Another big problem is the requirement to use the terminal to do a lot of the program installations and any advanced settings that are required to get some programs up and running. It's not as simple as Windows where it is often a double-click on an icon that opens a wizard to guide you through installation in a graphical way. Also, I think that there are too many Linux distros out there and this harms it because now a user has to figure out if a Linux program will actually run on his system or if he has to compile it from the source code!(40hz sighs and hauls his butt up on his soapbox once again.... )
There are a lot of people, Linux users among them, that would agree that there are too many separate distributions. But a lot of the confusion comes from people thinking that each distribution represents a radically different flavor of Linux.
In actuality, despite the number of distributions, there are really only four major distributions: Slackware; Debian; RedHat; and SUSE. Virtually all the other distros use one of the four 'majors' as the base and build from there. In most cases, the only real differences are: what non-free software gets included; what local languages are supported; and what the preferred desktop manager is.
So in a nutshell, there's significantly less there than meets the eye.
As far as compiling packages goes, most Linux users will never need to do that unless they are installing something so arcane or bleeding edge that distro-specific precompiled packages haven't yet been made. But with approximately 18-20,000 (and still growing!) packages available in each of the major distro repositories, it's getting a little difficult to find something the average (or even not so average) user would want that isn't already precompiled.
Furthermore, there are working conversion utilities that allow you to use the packages from one distro's repositories with a completely different distro (i.e. RPM to DEB, etc.). I've used such converted packages several times when I couldn't be bothered to wait for something to be included in my preferred distro's repository and I didn't feel like compiling it on my own. And to date, I never experienced a problem with doing so.
And compiling isn't really such a big deal.
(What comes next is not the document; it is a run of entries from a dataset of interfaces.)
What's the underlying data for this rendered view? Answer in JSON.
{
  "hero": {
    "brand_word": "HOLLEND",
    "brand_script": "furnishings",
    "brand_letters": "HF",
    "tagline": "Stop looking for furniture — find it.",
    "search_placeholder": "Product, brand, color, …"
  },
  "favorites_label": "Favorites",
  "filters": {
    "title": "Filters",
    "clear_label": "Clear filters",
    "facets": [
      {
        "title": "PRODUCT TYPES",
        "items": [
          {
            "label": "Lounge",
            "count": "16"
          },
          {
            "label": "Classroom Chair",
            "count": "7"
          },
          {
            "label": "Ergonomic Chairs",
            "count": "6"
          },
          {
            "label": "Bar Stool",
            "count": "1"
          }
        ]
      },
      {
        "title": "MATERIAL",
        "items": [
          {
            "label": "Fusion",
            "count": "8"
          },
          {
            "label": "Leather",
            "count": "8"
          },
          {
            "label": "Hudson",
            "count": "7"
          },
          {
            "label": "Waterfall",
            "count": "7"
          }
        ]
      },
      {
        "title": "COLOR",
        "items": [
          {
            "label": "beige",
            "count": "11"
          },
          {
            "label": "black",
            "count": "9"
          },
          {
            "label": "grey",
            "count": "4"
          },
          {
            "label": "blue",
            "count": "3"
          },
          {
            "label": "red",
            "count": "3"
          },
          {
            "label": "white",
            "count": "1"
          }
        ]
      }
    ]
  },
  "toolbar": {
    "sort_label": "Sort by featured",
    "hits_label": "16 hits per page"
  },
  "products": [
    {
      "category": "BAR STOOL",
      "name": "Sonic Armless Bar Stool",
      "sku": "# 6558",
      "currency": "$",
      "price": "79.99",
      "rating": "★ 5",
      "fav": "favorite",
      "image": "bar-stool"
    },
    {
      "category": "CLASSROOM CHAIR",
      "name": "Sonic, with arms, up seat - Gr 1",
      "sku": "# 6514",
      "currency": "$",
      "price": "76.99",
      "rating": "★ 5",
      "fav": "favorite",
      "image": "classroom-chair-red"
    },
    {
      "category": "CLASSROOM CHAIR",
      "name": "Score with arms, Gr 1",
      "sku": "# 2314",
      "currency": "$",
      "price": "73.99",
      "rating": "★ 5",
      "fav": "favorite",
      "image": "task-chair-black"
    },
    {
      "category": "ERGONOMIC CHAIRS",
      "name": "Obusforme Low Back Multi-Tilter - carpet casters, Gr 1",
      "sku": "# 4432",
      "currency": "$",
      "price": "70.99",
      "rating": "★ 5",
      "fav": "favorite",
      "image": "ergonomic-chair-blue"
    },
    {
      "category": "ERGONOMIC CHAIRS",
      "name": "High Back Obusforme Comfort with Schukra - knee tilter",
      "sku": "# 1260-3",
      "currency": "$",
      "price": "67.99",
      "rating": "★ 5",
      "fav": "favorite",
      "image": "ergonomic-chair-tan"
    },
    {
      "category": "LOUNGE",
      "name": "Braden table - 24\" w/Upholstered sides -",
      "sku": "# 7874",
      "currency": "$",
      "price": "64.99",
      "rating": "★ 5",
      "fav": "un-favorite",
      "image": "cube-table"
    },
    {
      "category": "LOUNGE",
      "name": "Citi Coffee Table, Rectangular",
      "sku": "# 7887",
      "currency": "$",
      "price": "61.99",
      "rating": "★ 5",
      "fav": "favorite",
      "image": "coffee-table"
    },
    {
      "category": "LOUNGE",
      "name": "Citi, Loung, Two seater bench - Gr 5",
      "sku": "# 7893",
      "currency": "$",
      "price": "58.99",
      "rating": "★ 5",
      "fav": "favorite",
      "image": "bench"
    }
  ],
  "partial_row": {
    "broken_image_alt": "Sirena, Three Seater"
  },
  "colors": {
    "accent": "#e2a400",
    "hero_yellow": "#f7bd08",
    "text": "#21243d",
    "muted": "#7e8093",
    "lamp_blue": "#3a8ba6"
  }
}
Compiling a Linux app is almost always done in four simple steps:Step-1:Unpacking
Most packages come compressed when you download them. Unpacking a package in Linux is not very different from unzipping a file in Windows: you copy the file to a directory and unpack it. The ususal command to do that is called tar
(from the archaic 'tape archive') and usually looks like this:tar -xvzf package.tar.gz
(sometimes the file extension is bz2
which is just a variant of .gz)Step-2: Configure
Configuration is actually a bit of a misnomer. You aren't configuring something so much as you're checking your system to make sure all the system dependencies are in place before you start compiling. This is an important step because this process generates values for system dependent variables that are needed for something called a makefile
. You don't need to know what that is just so long as you know that the configuration step has to be completed successfully before you actually compile you application.
All you need to do to make all this happen is change to the directory that you unpacked your package in:cd/package
and run the supplied configuration script which is included as part of your package:./configure
Usually it will execute without a problem. The only time you will normally get an error will be if the package is damaged (in which case you need to download it again) or you're missing a dependency which you can almost always install through your distro's normal package manager (i.e. APT, YUM, Synaptic, etc.). This is no different than what you run into in Windows when an application informs you that you need to install .NET Framework, a VisualBasic runtime, a Java runtime, or update a Windows component before it can be installed.Step-3:Build the binary
Once ./configure exits without errors you actually compile your binary package. This is done with the make
command:makeStep-4: Install the app
Once make completes all that's left to do is install the binary t you just created. That's done with the make-install
And that's it. You've just compiled your very own Linux package from source!
Here's a quick review. We'll use a fictional Linux application named w00t
that ships as a tar.gz archive for this example:# tar -xvzf w00t.tar.gz
# cd w00t
# make install
That's it. Not so hard, right? Especially when you consider that you don't really need to know what any of that actually means so long as you follow the steps. And these four steps are the same for about 99.9% of what's out there. Do it once and you know how to do it for almost everything.
I think Linux could take a step forward by doing anyway with the terminal and simplifying the installation of some programs. I don't think any user short of a programmer should have to touch the terminal.
The Terminal (brass fanfare as the incense rises...
) goes right to the heart of what Linux is all about. It's a philosophical as well as a technical issue for many people. Especially once they get some experience and discover just how powerful and useful a tool the command line is.
Much like touch-typing, the command line is a skill set that takes some effort to learn. But once you make that effort, there's just no going back.
I can't say much in response to your suggestion to do away with the command line other than to say not to hold your breath. You can take the command prompt away from many Linux users "when you can pry it from their cold dead fingers" to borrow from an old bumper sticker.
So spend a little time getting acquainted with the bash shell and your terminal app. And make a modest effort to learn how to use Vim, or some other basic editor. You'll be amazed how much power you've gained with nothing more invested than your time.